The greatest threat to your company may come from within. For instance, by the time she was caught, a local Hawaii employee had allegedly stolen nearly seven million dollars from her employer over the course of 10 years. For 30 years, this employee had served as the senior accountant at a local nonprofit organization that assists children and adults with intellectual and developmental disabilities. Further investigation by authorities showed that her thefts amounted to about $50,000 a month and, sadly, affected the organization’s ability to serve its mission. In a statement to the local news, the organization’s leadership said they were completely shocked.
Unfortunately, incidents like this are not so uncommon. Employee theft is happening daily across the country and costs US businesses billions of dollars each year. Here’s a quick look at the numbers:
- Employee theft is responsible for $50 billion in losses nationwide every year (Statistic Brain)

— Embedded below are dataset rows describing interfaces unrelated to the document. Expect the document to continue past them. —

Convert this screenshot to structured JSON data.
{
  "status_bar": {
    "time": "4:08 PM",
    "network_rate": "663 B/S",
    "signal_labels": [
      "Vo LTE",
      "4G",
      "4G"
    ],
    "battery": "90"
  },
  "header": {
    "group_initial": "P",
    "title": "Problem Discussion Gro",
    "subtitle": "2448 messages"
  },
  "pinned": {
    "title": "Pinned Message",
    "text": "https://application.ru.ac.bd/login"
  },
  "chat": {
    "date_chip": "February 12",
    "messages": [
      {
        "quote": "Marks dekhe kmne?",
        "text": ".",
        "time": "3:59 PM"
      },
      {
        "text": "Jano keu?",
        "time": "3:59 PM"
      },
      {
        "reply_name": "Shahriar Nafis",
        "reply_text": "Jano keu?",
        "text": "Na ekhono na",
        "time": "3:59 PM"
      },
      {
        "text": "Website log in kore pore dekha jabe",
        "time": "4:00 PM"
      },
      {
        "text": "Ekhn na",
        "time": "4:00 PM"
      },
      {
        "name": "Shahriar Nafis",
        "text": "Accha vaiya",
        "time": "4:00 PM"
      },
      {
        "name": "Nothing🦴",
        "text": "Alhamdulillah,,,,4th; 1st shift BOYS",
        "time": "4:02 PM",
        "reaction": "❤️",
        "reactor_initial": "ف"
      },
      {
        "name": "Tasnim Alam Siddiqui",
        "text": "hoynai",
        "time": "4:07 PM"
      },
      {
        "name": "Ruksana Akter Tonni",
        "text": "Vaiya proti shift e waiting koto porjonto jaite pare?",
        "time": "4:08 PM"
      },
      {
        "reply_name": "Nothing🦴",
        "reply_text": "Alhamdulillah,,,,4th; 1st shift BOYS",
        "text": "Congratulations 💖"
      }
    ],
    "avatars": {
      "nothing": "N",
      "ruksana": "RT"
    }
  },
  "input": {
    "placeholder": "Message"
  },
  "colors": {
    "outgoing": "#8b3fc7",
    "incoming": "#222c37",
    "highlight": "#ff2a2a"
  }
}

- The average loss to a US business in 2016 was $1.13 million (Hiscox Inc.)
- 55% of cases occurred at companies with fewer than 100 employees (Hiscox Inc.)
- 85% of cases were perpetrated by someone at the manager level or above (Hiscox Inc.)
- 70% of cases lasted more than a year (Hiscox Inc.)
Beyond the financial impact, employee theft can cost a company its reputation. This means lost customers, prospective customers, and business partners. So what can organizations do to protect themselves?
First, review your company’s internal policies and procedures to make sure they are written correctly and distributed to all employees. Foster a workplace culture of accountability, and make sure that checks and balances are in place to prevent crimes of opportunity. Second, always be on the lookout to detect fraud early in order to minimize losses. Is an employee acting suspicious? Any sudden changes in their spending habits?
Finally, mitigate the impact on your bottom line by properly insuring your business. The chances of recovering the full amount of embezzled funds—even after a conviction of the perpetrator—are slim to none. Having insurance to cover these losses will help keep your business up and running.
We strongly encourage you to review your existing insurance program.
Employee theft is often not covered by standard business owners’ policies. However, crime and fidelity coverage protect against losses not only due to employee theft but also forgery, computer fraud, theft (including employee theft of client property) and vandalism of property. Call us at 808–628–5320 or log onto atlasinsurance.com and let us help you find a solution to best protect your business. +
ABOUT THE AUTHOR:
Dana Harada is a licensed attorney who practiced at a local law firm in the areas of commercial litigation, insurance defense, and coverage analysis before joining Atlas Insurance as an Account Executive in the Client Consulting Group. Dana received her undergraduate degree from Tufts University and her JD from William S. Richardson School of Law.